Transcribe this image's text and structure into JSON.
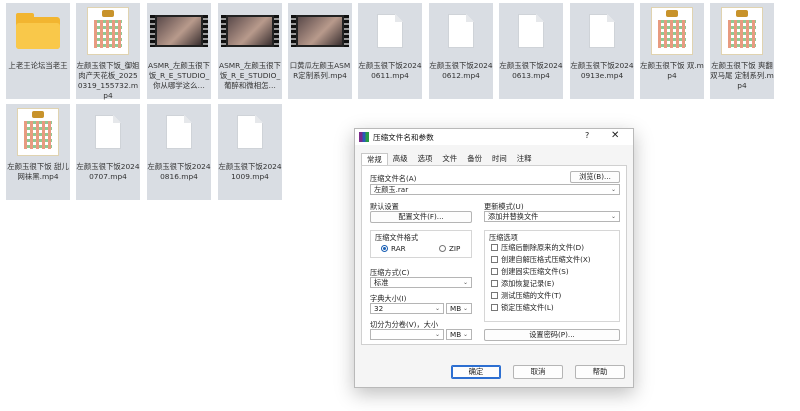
{
  "files": [
    {
      "name": "上老王论坛当老王",
      "kind": "folder"
    },
    {
      "name": "左颜玉很下饭_御姐肉产天花板_20250319_155732.mp4",
      "kind": "qr"
    },
    {
      "name": "ASMR_左颜玉很下饭_R_E_STUDIO_你从哪学这么…",
      "kind": "video"
    },
    {
      "name": "ASMR_左颜玉很下饭_R_E_STUDIO_葡醉和微相怎…",
      "kind": "video"
    },
    {
      "name": "口黄瓜左颜玉ASMR定制系列.mp4",
      "kind": "video"
    },
    {
      "name": "左颜玉很下饭20240611.mp4",
      "kind": "doc"
    },
    {
      "name": "左颜玉很下饭20240612.mp4",
      "kind": "doc"
    },
    {
      "name": "左颜玉很下饭20240613.mp4",
      "kind": "doc"
    },
    {
      "name": "左颜玉很下饭20240913e.mp4",
      "kind": "doc"
    },
    {
      "name": "左颜玉很下饭 双.mp4",
      "kind": "qr"
    },
    {
      "name": "左颜玉很下饭 爽翻双马尾 定制系列.mp4",
      "kind": "qr"
    },
    {
      "name": "左颜玉很下饭 甜儿 网袜黑.mp4",
      "kind": "qr"
    },
    {
      "name": "左颜玉很下饭20240707.mp4",
      "kind": "doc"
    },
    {
      "name": "左颜玉很下饭20240816.mp4",
      "kind": "doc"
    },
    {
      "name": "左颜玉很下饭20241009.mp4",
      "kind": "doc"
    }
  ],
  "dialog": {
    "title": "压缩文件名和参数",
    "help": "?",
    "close": "✕",
    "tabs": [
      "常规",
      "高级",
      "选项",
      "文件",
      "备份",
      "时间",
      "注释"
    ],
    "archive_name_label": "压缩文件名(A)",
    "archive_name_value": "左颜玉.rar",
    "browse_button": "浏览(B)...",
    "default_settings_label": "默认设置",
    "profiles_button": "配置文件(F)...",
    "update_mode_label": "更新模式(U)",
    "update_mode_value": "添加并替换文件",
    "format_label": "压缩文件格式",
    "format_rar": "RAR",
    "format_zip": "ZIP",
    "method_label": "压缩方式(C)",
    "method_value": "标准",
    "dict_label": "字典大小(I)",
    "dict_value": "32",
    "dict_unit": "MB",
    "split_label": "切分为分卷(V)，大小",
    "split_value": "",
    "split_unit": "MB",
    "options_label": "压缩选项",
    "options": [
      "压缩后删除原来的文件(D)",
      "创建自解压格式压缩文件(X)",
      "创建固实压缩文件(S)",
      "添加恢复记录(E)",
      "测试压缩的文件(T)",
      "锁定压缩文件(L)"
    ],
    "password_button": "设置密码(P)...",
    "ok_button": "确定",
    "cancel_button": "取消",
    "help_button": "帮助"
  }
}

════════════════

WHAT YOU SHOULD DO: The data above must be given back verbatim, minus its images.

RESPONSE TO THE TASK:
Transcribe this image's text and structure into JSON.
{
  "files": [
    {
      "name": "上老王论坛当老王",
      "kind": "folder"
    },
    {
      "name": "左颜玉很下饭_御姐肉产天花板_20250319_155732.mp4",
      "kind": "qr"
    },
    {
      "name": "ASMR_左颜玉很下饭_R_E_STUDIO_你从哪学这么…",
      "kind": "video"
    },
    {
      "name": "ASMR_左颜玉很下饭_R_E_STUDIO_葡醉和微相怎…",
      "kind": "video"
    },
    {
      "name": "口黄瓜左颜玉ASMR定制系列.mp4",
      "kind": "video"
    },
    {
      "name": "左颜玉很下饭20240611.mp4",
      "kind": "doc"
    },
    {
      "name": "左颜玉很下饭20240612.mp4",
      "kind": "doc"
    },
    {
      "name": "左颜玉很下饭20240613.mp4",
      "kind": "doc"
    },
    {
      "name": "左颜玉很下饭20240913e.mp4",
      "kind": "doc"
    },
    {
      "name": "左颜玉很下饭 双.mp4",
      "kind": "qr"
    },
    {
      "name": "左颜玉很下饭 爽翻双马尾 定制系列.mp4",
      "kind": "qr"
    },
    {
      "name": "左颜玉很下饭 甜儿 网袜黑.mp4",
      "kind": "qr"
    },
    {
      "name": "左颜玉很下饭20240707.mp4",
      "kind": "doc"
    },
    {
      "name": "左颜玉很下饭20240816.mp4",
      "kind": "doc"
    },
    {
      "name": "左颜玉很下饭20241009.mp4",
      "kind": "doc"
    }
  ],
  "dialog": {
    "title": "压缩文件名和参数",
    "help": "?",
    "close": "✕",
    "tabs": [
      "常规",
      "高级",
      "选项",
      "文件",
      "备份",
      "时间",
      "注释"
    ],
    "archive_name_label": "压缩文件名(A)",
    "archive_name_value": "左颜玉.rar",
    "browse_button": "浏览(B)...",
    "default_settings_label": "默认设置",
    "profiles_button": "配置文件(F)...",
    "update_mode_label": "更新模式(U)",
    "update_mode_value": "添加并替换文件",
    "format_label": "压缩文件格式",
    "format_rar": "RAR",
    "format_zip": "ZIP",
    "method_label": "压缩方式(C)",
    "method_value": "标准",
    "dict_label": "字典大小(I)",
    "dict_value": "32",
    "dict_unit": "MB",
    "split_label": "切分为分卷(V)，大小",
    "split_value": "",
    "split_unit": "MB",
    "options_label": "压缩选项",
    "options": [
      "压缩后删除原来的文件(D)",
      "创建自解压格式压缩文件(X)",
      "创建固实压缩文件(S)",
      "添加恢复记录(E)",
      "测试压缩的文件(T)",
      "锁定压缩文件(L)"
    ],
    "password_button": "设置密码(P)...",
    "ok_button": "确定",
    "cancel_button": "取消",
    "help_button": "帮助"
  }
}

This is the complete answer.